For the sausage shy, Tres Bonne also offers a few familiar deli staples, a Reuben and a French dip among them. And sometimes, even when you think you're in for something out of the ordinary, what turns up is surprisingly ordinary. The pork loin sandwich special ($5.75) was a functional lunch of thinly sliced ham, unevenly sliced tomatoes, grated cheese and salad mix (with iceberg, carrots and cabbage), which rather awkwardly fell out in pieces. A salty, smoky side of soup with an everything-but-the-kitchen-sink mix of ingredients was, like the sandwich, exactly the kind of hearty, no-frills food grandma would thrust at you for lunch.
A German pot roast sandwich ($5.75) on light rye needed a healthy dose of brown mustard to offer some moisture to the dry pot roast. The sauerkraut, however, was a standout. The cabbage looked precut, but the kraut itself had the taste of homemade. The lightly burgundy-colored cabbage gave off only a hint of vinegar and finished sweetly rather than pungently. For those who may consider asking for their sandwich or sausage sans 'kraut: Don't do it. Tres Bonne's version is a refreshing change from the usual pre-made pucker-inducing stuff.
An order of homemade pierogi ($5.50) was similarly subtle--perhaps too much so, with the clumpy potato and cheese filling offering only the pop of orange, which it unfortunately acquired from the garnish.
Haute cuisine it's not, at Tres Bonne Cuisine. But as the loyal regular crowd will tell you, it's one of the homiest restaurants in the city.
--Rachael Daigle is not always hot for haute.
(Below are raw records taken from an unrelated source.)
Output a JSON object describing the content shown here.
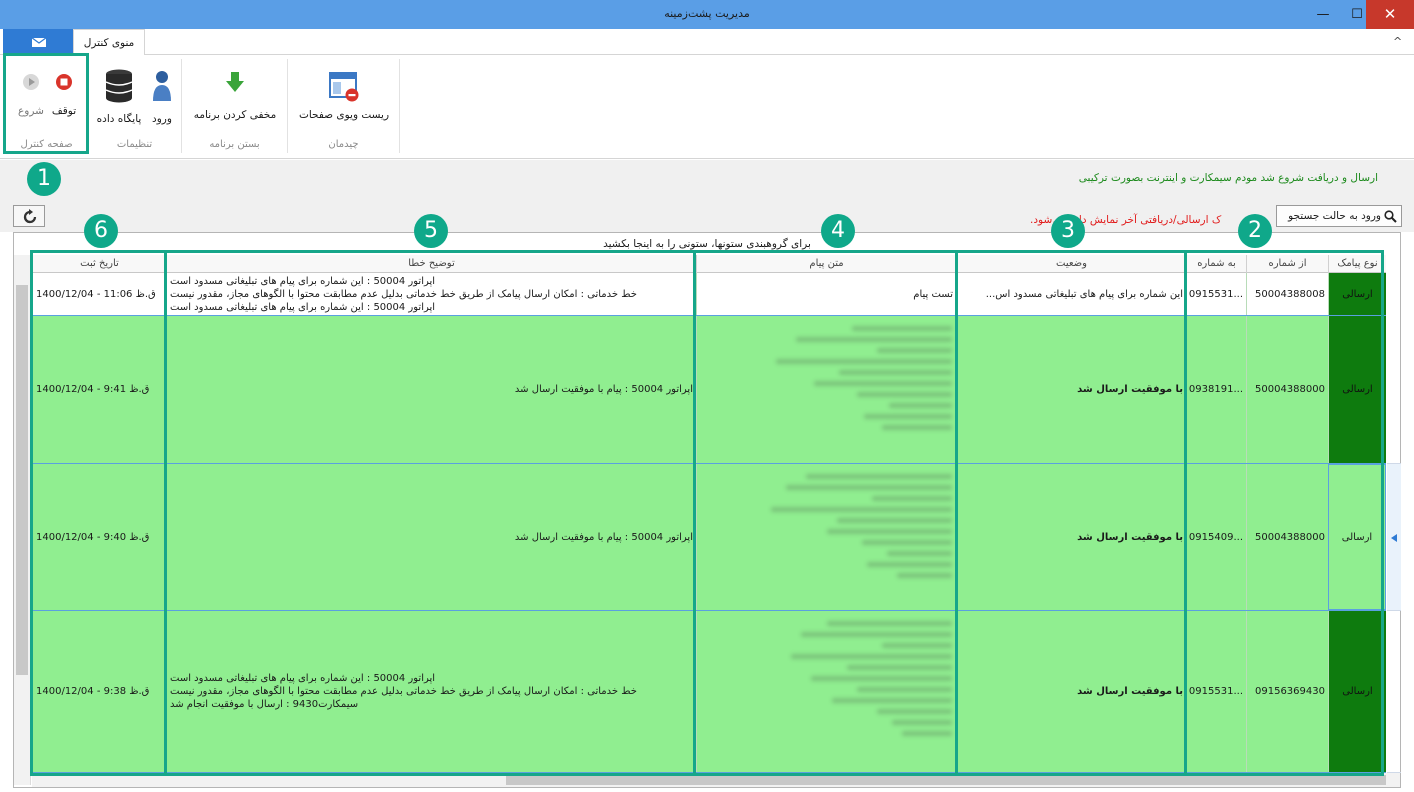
{
  "window": {
    "title": "مدیریت پشت‌زمینه",
    "min": "—",
    "max": "☐",
    "close": "✕"
  },
  "tabs": {
    "control": "منوی کنترل",
    "collapse": "^"
  },
  "ribbon": {
    "groups": {
      "control_page": "صفحه کنترل",
      "settings": "تنظیمات",
      "close_app": "بستن برنامه",
      "layout": "چیدمان"
    },
    "buttons": {
      "stop": "توقف",
      "start": "شروع",
      "database": "پایگاه داده",
      "login": "ورود",
      "hide_app": "مخفی کردن برنامه",
      "reset_views": "ریست ویوی صفحات"
    }
  },
  "status": {
    "message": "ارسال و دریافت شروع شد مودم سیمکارت و اینترنت بصورت ترکیبی",
    "warning": "ک ارسالی/دریافتی آخر نمایش دا ...   ...شود.",
    "search_button": "ورود به حالت جستجو"
  },
  "grid": {
    "group_panel": "برای گروهبندی ستونها، ستونی را به اینجا بکشید",
    "headers": {
      "type": "نوع پیامک",
      "from": "از شماره",
      "to": "به شماره",
      "status": "وضعیت",
      "text": "متن پیام",
      "error": "توضیح خطا",
      "date": "تاریخ ثبت"
    },
    "rows": [
      {
        "type": "ارسالی",
        "from": "50004388008",
        "to": "0915531...",
        "status": "این شماره برای پیام های تبلیغاتی مسدود اس...",
        "text": "تست پیام",
        "error": [
          "اپراتور 50004 : این شماره برای پیام های تبلیغاتی مسدود است",
          "خط خدماتی : امکان ارسال پیامک از طریق خط خدماتی بدلیل عدم مطابقت محتوا با الگوهای مجاز، مقدور نیست",
          "اپراتور 50004 : این شماره برای پیام های تبلیغاتی مسدود است"
        ],
        "date": "1400/12/04 - 11:06 ق.ظ"
      },
      {
        "type": "ارسالی",
        "from": "50004388000",
        "to": "0938191...",
        "status": "با موفقیت ارسال شد",
        "text": "",
        "error": [
          "اپراتور 50004 : پیام با موفقیت ارسال شد"
        ],
        "date": "1400/12/04 - 9:41 ق.ظ"
      },
      {
        "type": "ارسالی",
        "from": "50004388000",
        "to": "0915409...",
        "status": "با موفقیت ارسال شد",
        "text": "",
        "error": [
          "اپراتور 50004 : پیام با موفقیت ارسال شد"
        ],
        "date": "1400/12/04 - 9:40 ق.ظ"
      },
      {
        "type": "ارسالی",
        "from": "09156369430",
        "to": "0915531...",
        "status": "با موفقیت ارسال شد",
        "text": "",
        "error": [
          "اپراتور 50004 : این شماره برای پیام های تبلیغاتی مسدود است",
          "خط خدماتی : امکان ارسال پیامک از طریق خط خدماتی بدلیل عدم مطابقت محتوا با الگوهای مجاز، مقدور نیست",
          "سیمکارت9430 : ارسال با موفقیت انجام شد"
        ],
        "date": "1400/12/04 - 9:38 ق.ظ"
      }
    ]
  },
  "annotations": [
    "1",
    "2",
    "3",
    "4",
    "5",
    "6"
  ],
  "colors": {
    "accent": "#16a68a",
    "row_green": "#90ee90",
    "type_green": "#0e7b0e",
    "titlebar": "#5a9ee6"
  }
}
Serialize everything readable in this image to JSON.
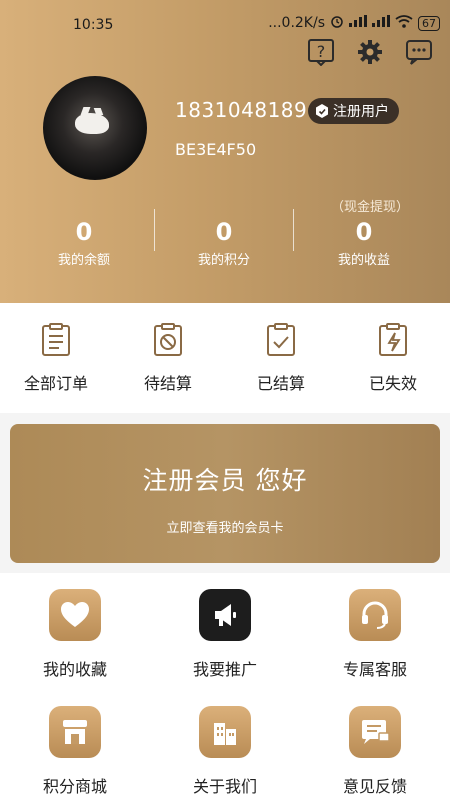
{
  "status_bar": {
    "time": "10:35",
    "net_speed": "...0.2K/s",
    "battery": "67"
  },
  "top_icons": [
    "help-icon",
    "settings-icon",
    "message-icon"
  ],
  "profile": {
    "phone": "18310481896",
    "badge": "注册用户",
    "user_code": "BE3E4F50"
  },
  "stats": {
    "cash_withdraw": "（现金提现）",
    "items": [
      {
        "value": "0",
        "label": "我的余额"
      },
      {
        "value": "0",
        "label": "我的积分"
      },
      {
        "value": "0",
        "label": "我的收益"
      }
    ]
  },
  "orders": [
    {
      "label": "全部订单",
      "icon": "order-list-icon"
    },
    {
      "label": "待结算",
      "icon": "pending-icon"
    },
    {
      "label": "已结算",
      "icon": "settled-icon"
    },
    {
      "label": "已失效",
      "icon": "expired-icon"
    }
  ],
  "banner": {
    "title": "注册会员 您好",
    "subtitle": "立即查看我的会员卡"
  },
  "menu": [
    {
      "label": "我的收藏",
      "icon": "heart-icon"
    },
    {
      "label": "我要推广",
      "icon": "megaphone-icon"
    },
    {
      "label": "专属客服",
      "icon": "headset-icon"
    },
    {
      "label": "积分商城",
      "icon": "store-icon"
    },
    {
      "label": "关于我们",
      "icon": "buildings-icon"
    },
    {
      "label": "意见反馈",
      "icon": "feedback-icon"
    }
  ],
  "colors": {
    "gold": "#c49d68",
    "dark_gold": "#b07f45",
    "banner": "#b08d5d"
  }
}
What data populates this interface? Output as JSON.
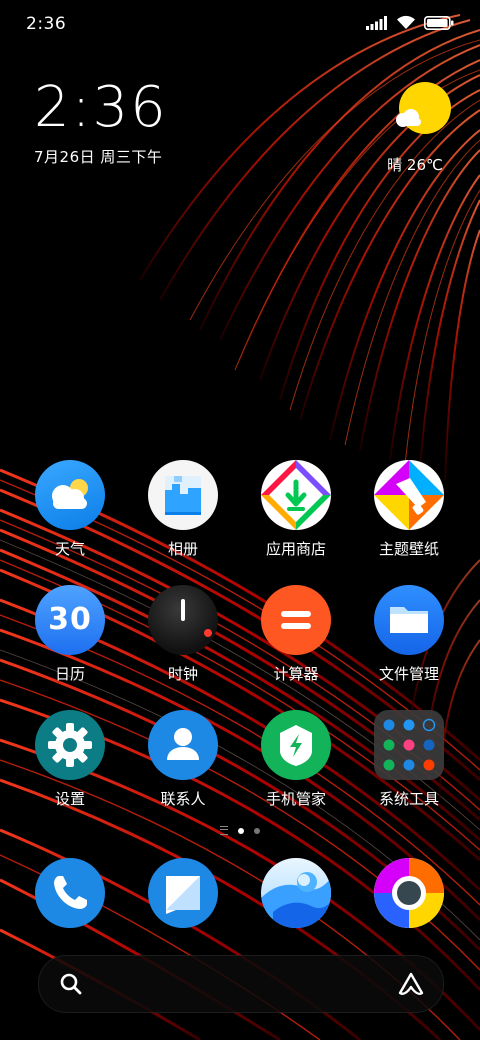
{
  "status_bar": {
    "time": "2:36",
    "icons": [
      "signal-icon",
      "wifi-icon",
      "battery-icon"
    ]
  },
  "clock_widget": {
    "time": "2:36",
    "date": "7月26日 周三下午"
  },
  "weather_widget": {
    "icon": "sun-cloud-icon",
    "text": "晴 26℃"
  },
  "apps": [
    {
      "id": "weather",
      "label": "天气",
      "icon": "weather-icon"
    },
    {
      "id": "gallery",
      "label": "相册",
      "icon": "gallery-icon"
    },
    {
      "id": "appstore",
      "label": "应用商店",
      "icon": "app-store-icon"
    },
    {
      "id": "themes",
      "label": "主题壁纸",
      "icon": "themes-icon"
    },
    {
      "id": "calendar",
      "label": "日历",
      "icon": "calendar-icon",
      "icon_text": "30"
    },
    {
      "id": "clock",
      "label": "时钟",
      "icon": "clock-icon"
    },
    {
      "id": "calculator",
      "label": "计算器",
      "icon": "calculator-icon"
    },
    {
      "id": "files",
      "label": "文件管理",
      "icon": "file-manager-icon"
    },
    {
      "id": "settings",
      "label": "设置",
      "icon": "settings-icon"
    },
    {
      "id": "contacts",
      "label": "联系人",
      "icon": "contacts-icon"
    },
    {
      "id": "security",
      "label": "手机管家",
      "icon": "security-icon"
    },
    {
      "id": "tools",
      "label": "系统工具",
      "icon": "system-tools-folder-icon"
    }
  ],
  "page_indicator": {
    "pages": 2,
    "current": 1
  },
  "dock": [
    {
      "id": "phone",
      "icon": "phone-icon"
    },
    {
      "id": "messages",
      "icon": "messages-icon"
    },
    {
      "id": "browser",
      "icon": "browser-icon"
    },
    {
      "id": "chrome",
      "icon": "chrome-icon"
    }
  ],
  "search_bar": {
    "left_icon": "search-icon",
    "right_icon": "assistant-icon"
  },
  "colors": {
    "accent_blue": "#1e88e5",
    "calc_orange": "#ff5722",
    "security_green": "#13b35a",
    "weather_yellow": "#ffd600"
  }
}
Boise Weekly sends two reviewers to every restaurant we review. Read what our other reviewer had to say about Tres Bonne Cuisine.